[Dataset rows describing interfaces]
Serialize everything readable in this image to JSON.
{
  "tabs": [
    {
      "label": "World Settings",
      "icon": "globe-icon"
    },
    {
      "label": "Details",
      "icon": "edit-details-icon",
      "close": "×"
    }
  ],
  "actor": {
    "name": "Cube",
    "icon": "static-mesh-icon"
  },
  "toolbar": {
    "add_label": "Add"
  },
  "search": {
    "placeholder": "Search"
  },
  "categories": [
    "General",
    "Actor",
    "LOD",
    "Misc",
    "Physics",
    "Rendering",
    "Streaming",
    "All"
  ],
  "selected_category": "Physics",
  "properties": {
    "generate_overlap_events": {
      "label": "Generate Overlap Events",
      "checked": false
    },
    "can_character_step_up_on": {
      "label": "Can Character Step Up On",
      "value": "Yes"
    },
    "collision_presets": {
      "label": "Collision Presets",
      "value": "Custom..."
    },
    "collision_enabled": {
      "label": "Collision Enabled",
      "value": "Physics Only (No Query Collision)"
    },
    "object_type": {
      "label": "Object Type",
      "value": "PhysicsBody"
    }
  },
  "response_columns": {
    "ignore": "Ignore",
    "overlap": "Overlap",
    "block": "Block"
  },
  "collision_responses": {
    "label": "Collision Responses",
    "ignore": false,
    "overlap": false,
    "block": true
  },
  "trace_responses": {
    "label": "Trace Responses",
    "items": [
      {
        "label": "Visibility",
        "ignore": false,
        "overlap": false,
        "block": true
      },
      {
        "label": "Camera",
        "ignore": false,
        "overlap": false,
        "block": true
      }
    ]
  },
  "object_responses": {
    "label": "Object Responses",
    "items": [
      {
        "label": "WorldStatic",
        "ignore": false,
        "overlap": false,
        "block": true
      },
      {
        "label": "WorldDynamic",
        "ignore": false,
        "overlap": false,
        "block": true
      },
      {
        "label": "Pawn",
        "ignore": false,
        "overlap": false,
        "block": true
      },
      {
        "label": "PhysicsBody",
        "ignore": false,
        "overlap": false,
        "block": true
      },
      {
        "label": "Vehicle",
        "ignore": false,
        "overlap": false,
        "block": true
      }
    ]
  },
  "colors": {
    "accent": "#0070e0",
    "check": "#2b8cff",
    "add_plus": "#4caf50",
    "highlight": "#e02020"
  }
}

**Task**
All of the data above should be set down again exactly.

**Solution for this problem**
Serialize everything readable in this image to JSON.
{
  "tabs": [
    {
      "label": "World Settings",
      "icon": "globe-icon"
    },
    {
      "label": "Details",
      "icon": "edit-details-icon",
      "close": "×"
    }
  ],
  "actor": {
    "name": "Cube",
    "icon": "static-mesh-icon"
  },
  "toolbar": {
    "add_label": "Add"
  },
  "search": {
    "placeholder": "Search"
  },
  "categories": [
    "General",
    "Actor",
    "LOD",
    "Misc",
    "Physics",
    "Rendering",
    "Streaming",
    "All"
  ],
  "selected_category": "Physics",
  "properties": {
    "generate_overlap_events": {
      "label": "Generate Overlap Events",
      "checked": false
    },
    "can_character_step_up_on": {
      "label": "Can Character Step Up On",
      "value": "Yes"
    },
    "collision_presets": {
      "label": "Collision Presets",
      "value": "Custom..."
    },
    "collision_enabled": {
      "label": "Collision Enabled",
      "value": "Physics Only (No Query Collision)"
    },
    "object_type": {
      "label": "Object Type",
      "value": "PhysicsBody"
    }
  },
  "response_columns": {
    "ignore": "Ignore",
    "overlap": "Overlap",
    "block": "Block"
  },
  "collision_responses": {
    "label": "Collision Responses",
    "ignore": false,
    "overlap": false,
    "block": true
  },
  "trace_responses": {
    "label": "Trace Responses",
    "items": [
      {
        "label": "Visibility",
        "ignore": false,
        "overlap": false,
        "block": true
      },
      {
        "label": "Camera",
        "ignore": false,
        "overlap": false,
        "block": true
      }
    ]
  },
  "object_responses": {
    "label": "Object Responses",
    "items": [
      {
        "label": "WorldStatic",
        "ignore": false,
        "overlap": false,
        "block": true
      },
      {
        "label": "WorldDynamic",
        "ignore": false,
        "overlap": false,
        "block": true
      },
      {
        "label": "Pawn",
        "ignore": false,
        "overlap": false,
        "block": true
      },
      {
        "label": "PhysicsBody",
        "ignore": false,
        "overlap": false,
        "block": true
      },
      {
        "label": "Vehicle",
        "ignore": false,
        "overlap": false,
        "block": true
      }
    ]
  },
  "colors": {
    "accent": "#0070e0",
    "check": "#2b8cff",
    "add_plus": "#4caf50",
    "highlight": "#e02020"
  }
}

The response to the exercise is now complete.